═══ Records shown

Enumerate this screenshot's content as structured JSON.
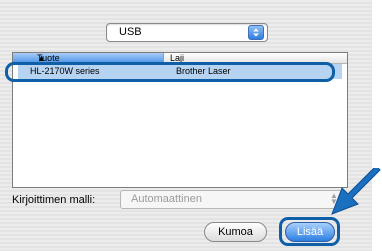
{
  "popup": {
    "value": "USB"
  },
  "list": {
    "columns": [
      "Tuote",
      "Laji"
    ],
    "rows": [
      {
        "product": "HL-2170W series",
        "kind": "Brother Laser"
      }
    ]
  },
  "model": {
    "label": "Kirjoittimen malli:",
    "value": "Automaattinen"
  },
  "buttons": {
    "cancel": "Kumoa",
    "add": "Lisää"
  },
  "colors": {
    "highlight_outline": "#0f5ea8",
    "arrow": "#1a6fbf",
    "selection": "#b6d3f2"
  }
}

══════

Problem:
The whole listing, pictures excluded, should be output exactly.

Answer box:
Enumerate this screenshot's content as structured JSON.
{
  "popup": {
    "value": "USB"
  },
  "list": {
    "columns": [
      "Tuote",
      "Laji"
    ],
    "rows": [
      {
        "product": "HL-2170W series",
        "kind": "Brother Laser"
      }
    ]
  },
  "model": {
    "label": "Kirjoittimen malli:",
    "value": "Automaattinen"
  },
  "buttons": {
    "cancel": "Kumoa",
    "add": "Lisää"
  },
  "colors": {
    "highlight_outline": "#0f5ea8",
    "arrow": "#1a6fbf",
    "selection": "#b6d3f2"
  }
}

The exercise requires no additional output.